This situation helped Richards to bond with Bradley, causing him to grow as a person in how he became less ignorant towards colored folks. Another way in which Richards displays the caring side of himself is in how he treats Amelia, his hostage. Even though Richards had every reason to hate her due to her being part of the upper middle class, the people who eat up how evil the games paint him out to be, he treats her nicely, regardless of whether she returns the favor. A good example of this is when Amelia commented “‘You’re an enemy of the Network… It says so on the Free-Vee. I saw some of the disgusting things you did.’ ‘You know what’s disgusting?’ Richards asked… ‘It’s disgusting to get blackballed because you don’t want to work in a General Atomics job that’s going to make you
The loss of Ree’s father affects her relationship with her family in multiple different ways. Firstly, her interaction with her two younger siblings, Sonny and Harold was affected. One her father leaves, she must provide for her family by catching their food and cooking and cleaning all on her own. As Ree begins to realise that her father is never coming back, it dawns on her that the boys must learn to fend for themselves if Ree wasn’t around for some reason. The boys are taught how to bathe their sick ill mother, how to cook, how to shoot, what to shoot and when, and how to dress rabbits.
Without a doubt, Richard III as much manipulative as he is the Duke of Gloucester. Based off of the text, he seems determined to pit his brothers against one another, even if it means one will be slain. As a result, one brother takes drastic measures to ensure his safety before anything life-threatening even occurs. In that situation, one can presume that although it is taking precaution for his life, it is a bit premature since nothing has happened. However, this makes Richard III's plotting to be a success.
I knew this man. Richer Turner was very well-known, because students often saw him on campus, including me. His sudden death brought heavy hearts and melancholy to many other students and me. However, my initial impression of Richard Turner was not positive. Now, his death traced me back to the first semester of my college life, when I started to know who he was.

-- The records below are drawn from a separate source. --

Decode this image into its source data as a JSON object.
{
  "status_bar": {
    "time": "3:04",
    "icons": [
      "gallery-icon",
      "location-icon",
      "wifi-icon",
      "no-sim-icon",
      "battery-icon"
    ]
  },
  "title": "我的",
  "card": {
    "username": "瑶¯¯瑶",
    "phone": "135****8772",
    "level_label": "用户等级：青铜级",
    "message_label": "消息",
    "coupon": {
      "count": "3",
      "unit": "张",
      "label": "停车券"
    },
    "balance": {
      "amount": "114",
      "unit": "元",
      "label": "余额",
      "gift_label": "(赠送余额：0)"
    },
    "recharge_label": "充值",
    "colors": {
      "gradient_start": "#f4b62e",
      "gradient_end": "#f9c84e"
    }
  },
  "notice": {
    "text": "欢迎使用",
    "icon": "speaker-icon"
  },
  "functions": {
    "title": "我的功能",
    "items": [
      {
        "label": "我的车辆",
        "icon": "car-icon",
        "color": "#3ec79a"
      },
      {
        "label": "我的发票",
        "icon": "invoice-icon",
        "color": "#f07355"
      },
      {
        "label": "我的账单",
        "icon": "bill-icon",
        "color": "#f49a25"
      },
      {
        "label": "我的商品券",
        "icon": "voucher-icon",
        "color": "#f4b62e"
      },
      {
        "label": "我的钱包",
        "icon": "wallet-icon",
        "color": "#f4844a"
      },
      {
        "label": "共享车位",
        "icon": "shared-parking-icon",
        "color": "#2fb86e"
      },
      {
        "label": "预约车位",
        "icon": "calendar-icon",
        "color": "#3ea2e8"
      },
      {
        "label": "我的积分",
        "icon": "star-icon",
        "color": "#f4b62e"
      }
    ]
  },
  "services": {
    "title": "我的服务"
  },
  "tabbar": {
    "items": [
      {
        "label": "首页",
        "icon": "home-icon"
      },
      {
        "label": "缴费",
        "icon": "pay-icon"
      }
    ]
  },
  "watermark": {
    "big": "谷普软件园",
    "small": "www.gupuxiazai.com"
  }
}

He seems to recognize his natural supports and identifies how his loved ones can help him. 6. Please make a statement of what additional information you would like to know about Rory that would help support your diagnoses and help you determine a treatment approach to work with Rory. I would ask if there are any intellectual disabilities that Rory is dealing with? I believe this would help me understand if these symptoms could be a result of his intellectual
The way he utilized his power to wreck and create displays another feature. As an epic hero, Ralph knows how to apply his skills, strength, and courage to help his friends
He knows what he believes in and stands his ground. He has godly wisdom and earthly intelligence. He and Reuven would often talk about Jewish history together. David is also very caring, kind, and loving to his son, probably even more so then other fathers because Reuven has no mother. Mr. Malter also is a very understanding man.
He puts his own desires and needs above all others. This basically means that if it doesn’t affect him or his reputation, he doesn’t want any part in it. People in the town look up to people with a great reputation and value their opinion. Is it any wonder that the Reverend Parris would want to have a good name? In the play Reverend Parris is typically on the side that the majority is on.
Rips’ wife was “continually dinning in his ears about his idleness, his carelessness, and the ruin he was bringing on his family” (473). I interpret his carelessness as he gave up on his own property, but he can still find peace in helping others. I think we could say he was nonconforming and he did what he believed is right. He came to the conclusion that there is no use in maintaining his farm so he would help others; that way he can still be helping society and making himself feel better. He was not like anyone else; most people don’t help others instead of doing their own chores.